Dataset rows for apps and sites
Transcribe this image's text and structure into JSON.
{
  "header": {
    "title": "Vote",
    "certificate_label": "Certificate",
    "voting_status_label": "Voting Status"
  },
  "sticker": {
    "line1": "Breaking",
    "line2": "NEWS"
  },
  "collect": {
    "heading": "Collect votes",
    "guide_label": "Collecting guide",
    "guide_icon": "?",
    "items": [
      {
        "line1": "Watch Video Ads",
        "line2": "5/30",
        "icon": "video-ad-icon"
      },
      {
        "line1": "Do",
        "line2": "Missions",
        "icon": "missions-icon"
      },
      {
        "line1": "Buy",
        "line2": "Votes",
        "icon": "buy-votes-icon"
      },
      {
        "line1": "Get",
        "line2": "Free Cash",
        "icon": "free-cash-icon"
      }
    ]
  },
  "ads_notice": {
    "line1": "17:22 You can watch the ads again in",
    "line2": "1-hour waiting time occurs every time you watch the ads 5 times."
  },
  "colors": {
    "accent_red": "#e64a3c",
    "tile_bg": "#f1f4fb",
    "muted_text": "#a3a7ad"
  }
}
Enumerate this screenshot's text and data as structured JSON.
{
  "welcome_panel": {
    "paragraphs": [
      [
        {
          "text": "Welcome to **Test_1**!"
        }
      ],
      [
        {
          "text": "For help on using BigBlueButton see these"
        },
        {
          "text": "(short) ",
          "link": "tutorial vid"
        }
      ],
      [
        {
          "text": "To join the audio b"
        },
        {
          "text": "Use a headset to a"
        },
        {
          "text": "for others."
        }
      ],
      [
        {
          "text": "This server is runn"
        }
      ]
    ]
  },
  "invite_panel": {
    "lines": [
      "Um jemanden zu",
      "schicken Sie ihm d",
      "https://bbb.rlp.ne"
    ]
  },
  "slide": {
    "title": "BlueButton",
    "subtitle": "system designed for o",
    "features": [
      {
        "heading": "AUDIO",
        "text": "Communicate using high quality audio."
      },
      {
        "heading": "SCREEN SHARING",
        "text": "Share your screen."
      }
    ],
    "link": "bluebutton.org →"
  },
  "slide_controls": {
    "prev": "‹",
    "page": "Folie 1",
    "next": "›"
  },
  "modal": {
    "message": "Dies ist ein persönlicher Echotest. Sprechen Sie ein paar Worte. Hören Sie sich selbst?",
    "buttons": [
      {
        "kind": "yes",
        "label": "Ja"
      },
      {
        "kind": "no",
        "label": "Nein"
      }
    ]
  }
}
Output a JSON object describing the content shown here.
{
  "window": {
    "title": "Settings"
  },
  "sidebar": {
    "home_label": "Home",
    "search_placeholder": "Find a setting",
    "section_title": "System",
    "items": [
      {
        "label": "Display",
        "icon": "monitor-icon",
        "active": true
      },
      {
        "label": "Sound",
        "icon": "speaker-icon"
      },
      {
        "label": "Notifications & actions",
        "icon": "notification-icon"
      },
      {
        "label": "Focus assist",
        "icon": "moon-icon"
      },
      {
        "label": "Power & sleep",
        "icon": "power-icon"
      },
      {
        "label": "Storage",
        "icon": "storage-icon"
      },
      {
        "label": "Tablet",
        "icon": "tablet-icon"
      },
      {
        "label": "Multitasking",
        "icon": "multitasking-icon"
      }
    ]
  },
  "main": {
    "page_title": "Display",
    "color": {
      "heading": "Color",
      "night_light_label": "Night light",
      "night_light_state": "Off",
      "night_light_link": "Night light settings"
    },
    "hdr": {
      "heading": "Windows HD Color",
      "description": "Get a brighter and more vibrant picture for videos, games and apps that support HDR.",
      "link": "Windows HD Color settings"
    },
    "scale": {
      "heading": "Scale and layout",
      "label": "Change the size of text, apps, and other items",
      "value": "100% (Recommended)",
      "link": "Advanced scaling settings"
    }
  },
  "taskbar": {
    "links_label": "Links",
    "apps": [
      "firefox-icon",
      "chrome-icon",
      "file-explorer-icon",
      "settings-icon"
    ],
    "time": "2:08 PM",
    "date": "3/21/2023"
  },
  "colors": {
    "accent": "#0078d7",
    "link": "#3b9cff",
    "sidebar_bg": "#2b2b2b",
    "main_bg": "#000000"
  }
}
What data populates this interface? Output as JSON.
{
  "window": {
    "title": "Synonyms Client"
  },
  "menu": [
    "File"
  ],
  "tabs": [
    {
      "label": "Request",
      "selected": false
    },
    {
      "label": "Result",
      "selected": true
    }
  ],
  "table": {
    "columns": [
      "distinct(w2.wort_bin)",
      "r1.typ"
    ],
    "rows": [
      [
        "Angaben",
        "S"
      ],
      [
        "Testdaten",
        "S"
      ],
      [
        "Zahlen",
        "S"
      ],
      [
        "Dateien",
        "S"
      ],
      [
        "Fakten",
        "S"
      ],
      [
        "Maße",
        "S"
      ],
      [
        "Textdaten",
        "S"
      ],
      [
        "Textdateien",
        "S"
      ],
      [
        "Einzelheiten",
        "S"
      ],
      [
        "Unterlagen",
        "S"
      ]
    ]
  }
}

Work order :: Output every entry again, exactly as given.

Response ::
Transcribe this image's text and structure into JSON.
{
  "header": {
    "title": "Vote",
    "certificate_label": "Certificate",
    "voting_status_label": "Voting Status"
  },
  "sticker": {
    "line1": "Breaking",
    "line2": "NEWS"
  },
  "collect": {
    "heading": "Collect votes",
    "guide_label": "Collecting guide",
    "guide_icon": "?",
    "items": [
      {
        "line1": "Watch Video Ads",
        "line2": "5/30",
        "icon": "video-ad-icon"
      },
      {
        "line1": "Do",
        "line2": "Missions",
        "icon": "missions-icon"
      },
      {
        "line1": "Buy",
        "line2": "Votes",
        "icon": "buy-votes-icon"
      },
      {
        "line1": "Get",
        "line2": "Free Cash",
        "icon": "free-cash-icon"
      }
    ]
  },
  "ads_notice": {
    "line1": "17:22 You can watch the ads again in",
    "line2": "1-hour waiting time occurs every time you watch the ads 5 times."
  },
  "colors": {
    "accent_red": "#e64a3c",
    "tile_bg": "#f1f4fb",
    "muted_text": "#a3a7ad"
  }
}
Enumerate this screenshot's text and data as structured JSON.
{
  "welcome_panel": {
    "paragraphs": [
      [
        {
          "text": "Welcome to **Test_1**!"
        }
      ],
      [
        {
          "text": "For help on using BigBlueButton see these"
        },
        {
          "text": "(short) ",
          "link": "tutorial vid"
        }
      ],
      [
        {
          "text": "To join the audio b"
        },
        {
          "text": "Use a headset to a"
        },
        {
          "text": "for others."
        }
      ],
      [
        {
          "text": "This server is runn"
        }
      ]
    ]
  },
  "invite_panel": {
    "lines": [
      "Um jemanden zu",
      "schicken Sie ihm d",
      "https://bbb.rlp.ne"
    ]
  },
  "slide": {
    "title": "BlueButton",
    "subtitle": "system designed for o",
    "features": [
      {
        "heading": "AUDIO",
        "text": "Communicate using high quality audio."
      },
      {
        "heading": "SCREEN SHARING",
        "text": "Share your screen."
      }
    ],
    "link": "bluebutton.org →"
  },
  "slide_controls": {
    "prev": "‹",
    "page": "Folie 1",
    "next": "›"
  },
  "modal": {
    "message": "Dies ist ein persönlicher Echotest. Sprechen Sie ein paar Worte. Hören Sie sich selbst?",
    "buttons": [
      {
        "kind": "yes",
        "label": "Ja"
      },
      {
        "kind": "no",
        "label": "Nein"
      }
    ]
  }
}
Output a JSON object describing the content shown here.
{
  "window": {
    "title": "Settings"
  },
  "sidebar": {
    "home_label": "Home",
    "search_placeholder": "Find a setting",
    "section_title": "System",
    "items": [
      {
        "label": "Display",
        "icon": "monitor-icon",
        "active": true
      },
      {
        "label": "Sound",
        "icon": "speaker-icon"
      },
      {
        "label": "Notifications & actions",
        "icon": "notification-icon"
      },
      {
        "label": "Focus assist",
        "icon": "moon-icon"
      },
      {
        "label": "Power & sleep",
        "icon": "power-icon"
      },
      {
        "label": "Storage",
        "icon": "storage-icon"
      },
      {
        "label": "Tablet",
        "icon": "tablet-icon"
      },
      {
        "label": "Multitasking",
        "icon": "multitasking-icon"
      }
    ]
  },
  "main": {
    "page_title": "Display",
    "color": {
      "heading": "Color",
      "night_light_label": "Night light",
      "night_light_state": "Off",
      "night_light_link": "Night light settings"
    },
    "hdr": {
      "heading": "Windows HD Color",
      "description": "Get a brighter and more vibrant picture for videos, games and apps that support HDR.",
      "link": "Windows HD Color settings"
    },
    "scale": {
      "heading": "Scale and layout",
      "label": "Change the size of text, apps, and other items",
      "value": "100% (Recommended)",
      "link": "Advanced scaling settings"
    }
  },
  "taskbar": {
    "links_label": "Links",
    "apps": [
      "firefox-icon",
      "chrome-icon",
      "file-explorer-icon",
      "settings-icon"
    ],
    "time": "2:08 PM",
    "date": "3/21/2023"
  },
  "colors": {
    "accent": "#0078d7",
    "link": "#3b9cff",
    "sidebar_bg": "#2b2b2b",
    "main_bg": "#000000"
  }
}
What data populates this interface? Output as JSON.
{
  "window": {
    "title": "Synonyms Client"
  },
  "menu": [
    "File"
  ],
  "tabs": [
    {
      "label": "Request",
      "selected": false
    },
    {
      "label": "Result",
      "selected": true
    }
  ],
  "table": {
    "columns": [
      "distinct(w2.wort_bin)",
      "r1.typ"
    ],
    "rows": [
      [
        "Angaben",
        "S"
      ],
      [
        "Testdaten",
        "S"
      ],
      [
        "Zahlen",
        "S"
      ],
      [
        "Dateien",
        "S"
      ],
      [
        "Fakten",
        "S"
      ],
      [
        "Maße",
        "S"
      ],
      [
        "Textdaten",
        "S"
      ],
      [
        "Textdateien",
        "S"
      ],
      [
        "Einzelheiten",
        "S"
      ],
      [
        "Unterlagen",
        "S"
      ]
    ]
  }
}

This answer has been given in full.